Vredefort Dome Crater
World Heritage Sites in South Africa

© David Fleminger

Two Billion Years Ago

Around two billion years ago, a meteorite about the size of Table Mountain hit the earth near to where the town of Vredefort stands today, in the northern Free State. The resulting 1 000-Mt blast vaporised some 70 ㎦ of rock, leaving a crater about 380 km in diameter This. however, has now all but eroded away, leaving a dome of granitic rock that was created by the rebound of the earth's crust. This concentric ring of hills. between Vredefort and Parys, constitutes the World Heritage Site.

© David Fleminger

Deep Impact of the Vredefort Dome

After the Transvaal Supergroup came the Bushveld Complex, formed when a huge amount of molten rock was pushed from the Mantle into the upper reaches of the Transvaal Supergroup....more

Modern Times in the Vredefort Dome

In the two billion years since the traumatic Vredefort impact, the environment had slowly recovered and all was now well in the Dome. New rocks continued to form, covering the crater structure...more

UNESCO and the Vredefort Dome

The Vredefort Dome is the earliest and largest impact structure found on the Earth thus far. Furthermore, the impact literally turned the Earth inside out and pushed up ancient ‘basement’ rock...more

Visiting the Vredefort Dome

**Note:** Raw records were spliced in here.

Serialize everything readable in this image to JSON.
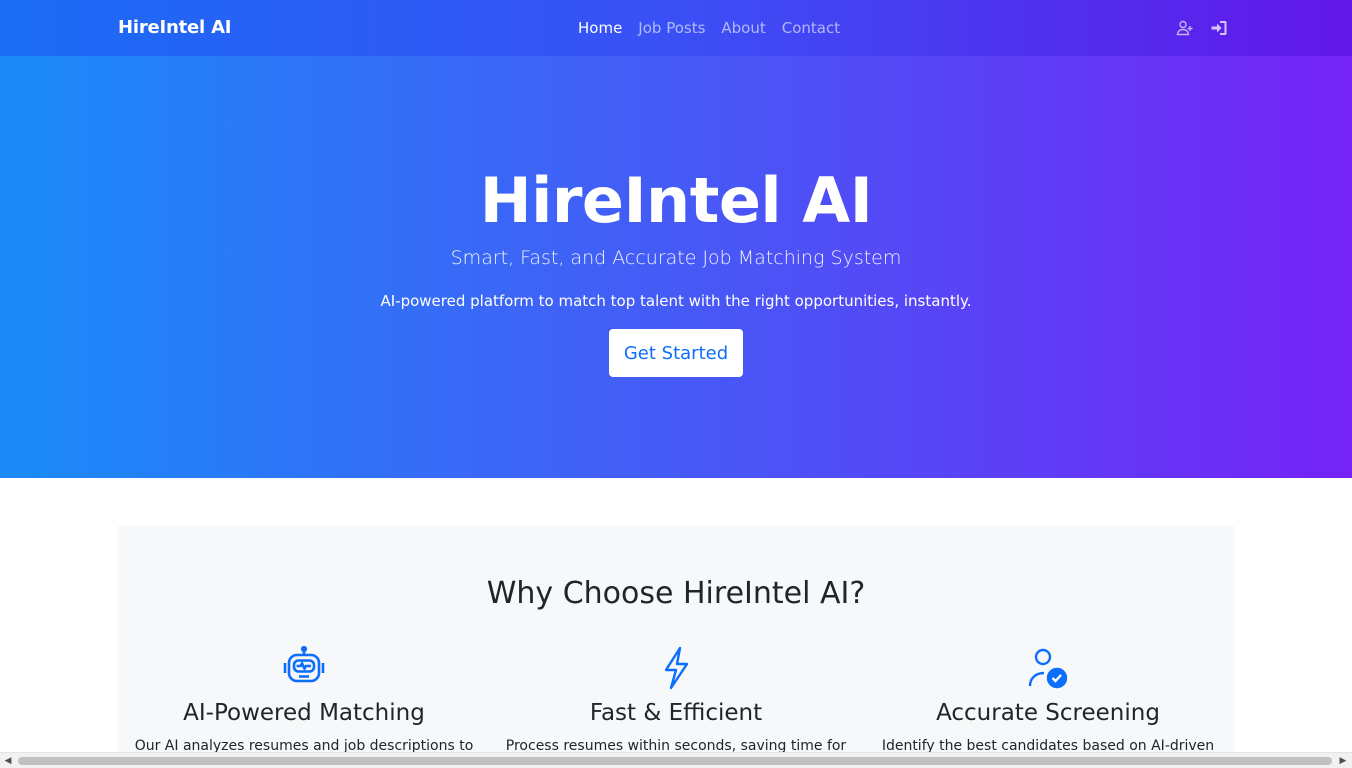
{
  "nav": {
    "brand": "HireIntel AI",
    "links": [
      {
        "label": "Home",
        "active": true
      },
      {
        "label": "Job Posts",
        "active": false
      },
      {
        "label": "About",
        "active": false
      },
      {
        "label": "Contact",
        "active": false
      }
    ],
    "icons": [
      "user-plus-icon",
      "sign-in-icon"
    ]
  },
  "hero": {
    "title": "HireIntel AI",
    "subtitle": "Smart, Fast, and Accurate Job Matching System",
    "description": "AI-powered platform to match top talent with the right opportunities, instantly.",
    "cta_label": "Get Started"
  },
  "features": {
    "title": "Why Choose HireIntel AI?",
    "items": [
      {
        "icon": "robot-icon",
        "title": "AI-Powered Matching",
        "description": "Our AI analyzes resumes and job descriptions to"
      },
      {
        "icon": "lightning-icon",
        "title": "Fast & Efficient",
        "description": "Process resumes within seconds, saving time for"
      },
      {
        "icon": "person-check-icon",
        "title": "Accurate Screening",
        "description": "Identify the best candidates based on AI-driven"
      }
    ]
  },
  "colors": {
    "accent": "#0d6efd",
    "nav_gradient_start": "#1a6cf5",
    "nav_gradient_end": "#6217e9",
    "hero_gradient_start": "#1a8bf8",
    "hero_gradient_end": "#7523f6"
  }
}
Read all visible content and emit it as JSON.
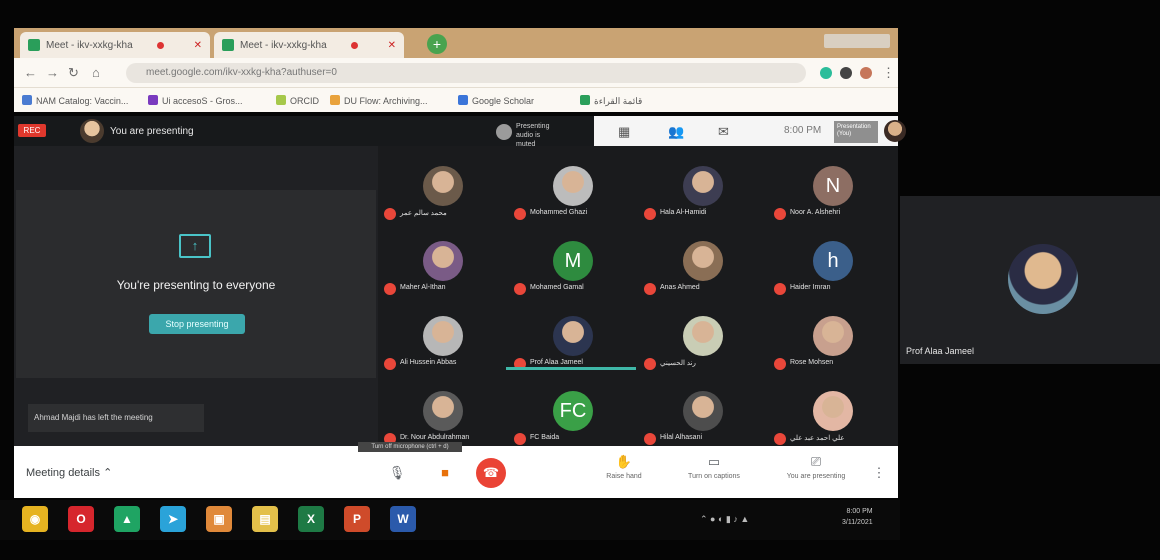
{
  "browser": {
    "tabs": [
      {
        "title": "Meet - ikv-xxkg-kha"
      },
      {
        "title": "Meet - ikv-xxkg-kha"
      }
    ],
    "new_tab_label": "+",
    "url": "meet.google.com/ikv-xxkg-kha?authuser=0",
    "bookmarks": [
      {
        "label": "NAM Catalog: Vaccin...",
        "color": "#4a7bd1"
      },
      {
        "label": "Ui accesoS - Gros...",
        "color": "#7a3bbf"
      },
      {
        "label": "ORCID",
        "color": "#a6c84a"
      },
      {
        "label": "DU Flow: Archiving...",
        "color": "#e9a23b"
      },
      {
        "label": "Google Scholar",
        "color": "#3b75d9"
      },
      {
        "label": "قائمة القراءة",
        "color": "#2b9f5a"
      }
    ]
  },
  "meet": {
    "rec_label": "REC",
    "presenting_header": "You are presenting",
    "audio_chip": "Presenting audio is muted",
    "clock": "8:00 PM",
    "presentation_chip": "Presentation (You)",
    "present_message": "You're presenting to everyone",
    "stop_button": "Stop presenting",
    "toast": "Ahmad Majdi has left the meeting",
    "meeting_details": "Meeting details",
    "tooltip": "Turn off microphone (ctrl + d)",
    "right_labels": {
      "raise": "Raise hand",
      "captions": "Turn on captions",
      "present": "You are presenting"
    },
    "pinned_name": "Prof Alaa Jameel",
    "participants": [
      {
        "name": "محمد سالم عمر",
        "letter": "",
        "bg": "#6b5a4a"
      },
      {
        "name": "Mohammed Ghazi",
        "letter": "",
        "bg": "#bcbcbc"
      },
      {
        "name": "Hala Al-Hamidi",
        "letter": "",
        "bg": "#3d3d52"
      },
      {
        "name": "Noor A. Alshehri",
        "letter": "N",
        "bg": "#8d6e63"
      },
      {
        "name": "Maher Al-Ithan",
        "letter": "",
        "bg": "#7a5b86"
      },
      {
        "name": "Mohamed Gamal",
        "letter": "M",
        "bg": "#2e8b3f"
      },
      {
        "name": "Anas Ahmed",
        "letter": "",
        "bg": "#8a6e55"
      },
      {
        "name": "Haider Imran",
        "letter": "h",
        "bg": "#3b5f8a"
      },
      {
        "name": "Ali Hussein Abbas",
        "letter": "",
        "bg": "#b7b7b7"
      },
      {
        "name": "Prof Alaa Jameel",
        "letter": "",
        "bg": "#2c3550"
      },
      {
        "name": "رند الحسيني",
        "letter": "",
        "bg": "#c9cdb5"
      },
      {
        "name": "Rose Mohsen",
        "letter": "",
        "bg": "#c8a08e"
      },
      {
        "name": "Dr. Nour Abdulrahman",
        "letter": "",
        "bg": "#5a5a5a"
      },
      {
        "name": "FC Baida",
        "letter": "FC",
        "bg": "#3aa047"
      },
      {
        "name": "Hilal Alhasani",
        "letter": "",
        "bg": "#4d4d4d"
      },
      {
        "name": "علي احمد عبد علي",
        "letter": "",
        "bg": "#e3b7a4"
      }
    ]
  },
  "taskbar": {
    "apps": [
      {
        "icon": "chrome-icon",
        "color": "#e6b321"
      },
      {
        "icon": "opera-icon",
        "color": "#d6262d"
      },
      {
        "icon": "drive-icon",
        "color": "#1fa463"
      },
      {
        "icon": "telegram-icon",
        "color": "#2aa3d9"
      },
      {
        "icon": "photos-icon",
        "color": "#e0893a"
      },
      {
        "icon": "explorer-icon",
        "color": "#e3c04a"
      },
      {
        "icon": "excel-icon",
        "color": "#1e7a45"
      },
      {
        "icon": "powerpoint-icon",
        "color": "#cf4b2a"
      },
      {
        "icon": "word-icon",
        "color": "#2b5aab"
      }
    ],
    "time": "8:00 PM",
    "date": "3/11/2021"
  }
}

The complete Vredefort Dome structure extends over a circular area with a diameter of 300km. It stretches from above Johannesburg in the north east to Welkom in the south west....more